This week's book giveaway is in the OO, Patterns, UML and Refactoring forum. We're giving away four copies of Refactoring for Software Design Smells: Managing Technical Debt and have Girish Suryanarayana, Ganesh Samarthyam & Tushar Sharma on-line! See this thread for details.
Every project is different in terms of their organization, structure, and management style. But in general, what you do is the same: pick a project, download the source, and build it. Run the product's test suite. Once you're comfortable with building and testing the code, find the project's "to do" list (or bug list, or wish list) and fix a bug. If the project has published style guides, be sure to follow them; otherwise, try to adhere to the project's established conventions, as best you can figure out from the code. Test your bug fix extensively; add one or more tests to the project test suite, if applicable.
Now join the project's mailing list and say "Hey guys, I fixed (whatever), does someone want to look at my code?" Hopefully one of the project developers will check out your patch and approve it. If you do that several times, you may be given "commit privileges", meaning that you can check code into the repository yourself. And then you'll be an official project member!

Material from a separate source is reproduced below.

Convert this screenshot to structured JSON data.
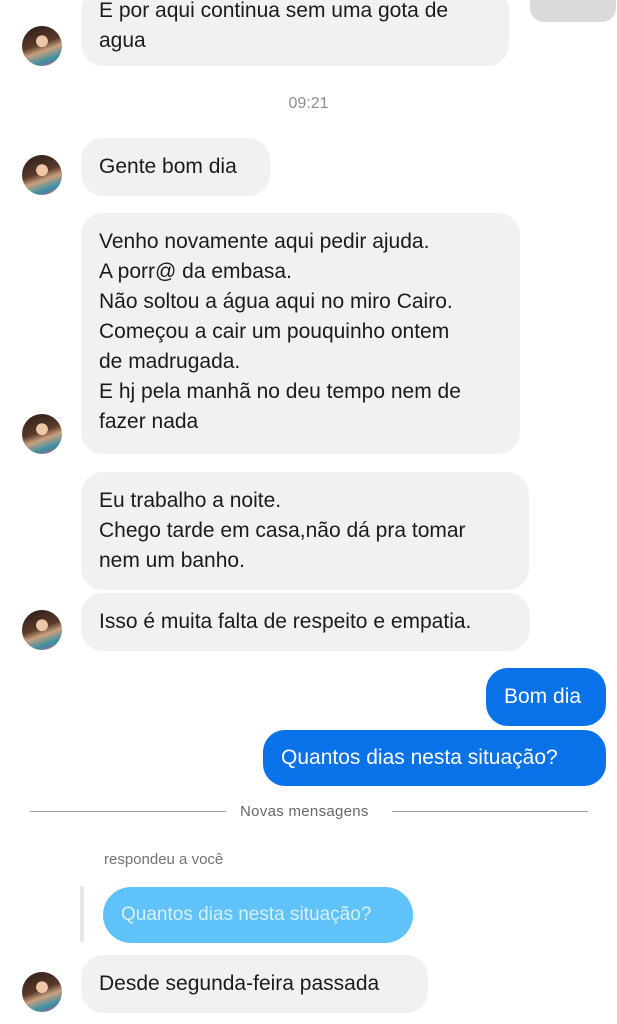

Do understand that 99% of potential project contributors never actually get to that first bug fix.